Data for processing START

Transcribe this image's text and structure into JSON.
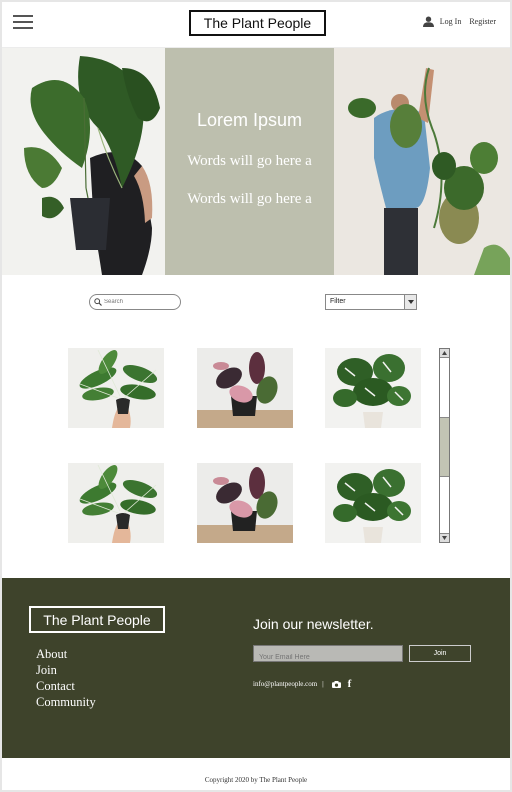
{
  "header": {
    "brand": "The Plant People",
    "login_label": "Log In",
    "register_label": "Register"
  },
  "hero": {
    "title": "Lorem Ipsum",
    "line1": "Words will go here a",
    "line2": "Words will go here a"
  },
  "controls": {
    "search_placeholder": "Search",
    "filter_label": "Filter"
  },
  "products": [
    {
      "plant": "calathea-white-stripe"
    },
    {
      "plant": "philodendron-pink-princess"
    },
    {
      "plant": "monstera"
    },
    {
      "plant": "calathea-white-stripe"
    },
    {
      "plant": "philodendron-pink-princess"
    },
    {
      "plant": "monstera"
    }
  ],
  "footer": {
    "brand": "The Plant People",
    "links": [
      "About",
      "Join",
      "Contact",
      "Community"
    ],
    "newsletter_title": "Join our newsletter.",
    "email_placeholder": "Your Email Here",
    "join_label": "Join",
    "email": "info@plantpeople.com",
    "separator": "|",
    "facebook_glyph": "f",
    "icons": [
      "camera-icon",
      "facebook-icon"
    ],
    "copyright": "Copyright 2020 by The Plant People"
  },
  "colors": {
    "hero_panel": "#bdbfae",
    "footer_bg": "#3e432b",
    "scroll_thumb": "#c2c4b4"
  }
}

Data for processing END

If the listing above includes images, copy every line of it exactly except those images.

Transcribe this image's text and structure into JSON.
{
  "header": {
    "brand": "The Plant People",
    "login_label": "Log In",
    "register_label": "Register"
  },
  "hero": {
    "title": "Lorem Ipsum",
    "line1": "Words will go here a",
    "line2": "Words will go here a"
  },
  "controls": {
    "search_placeholder": "Search",
    "filter_label": "Filter"
  },
  "products": [
    {
      "plant": "calathea-white-stripe"
    },
    {
      "plant": "philodendron-pink-princess"
    },
    {
      "plant": "monstera"
    },
    {
      "plant": "calathea-white-stripe"
    },
    {
      "plant": "philodendron-pink-princess"
    },
    {
      "plant": "monstera"
    }
  ],
  "footer": {
    "brand": "The Plant People",
    "links": [
      "About",
      "Join",
      "Contact",
      "Community"
    ],
    "newsletter_title": "Join our newsletter.",
    "email_placeholder": "Your Email Here",
    "join_label": "Join",
    "email": "info@plantpeople.com",
    "separator": "|",
    "facebook_glyph": "f",
    "icons": [
      "camera-icon",
      "facebook-icon"
    ],
    "copyright": "Copyright 2020 by The Plant People"
  },
  "colors": {
    "hero_panel": "#bdbfae",
    "footer_bg": "#3e432b",
    "scroll_thumb": "#c2c4b4"
  }
}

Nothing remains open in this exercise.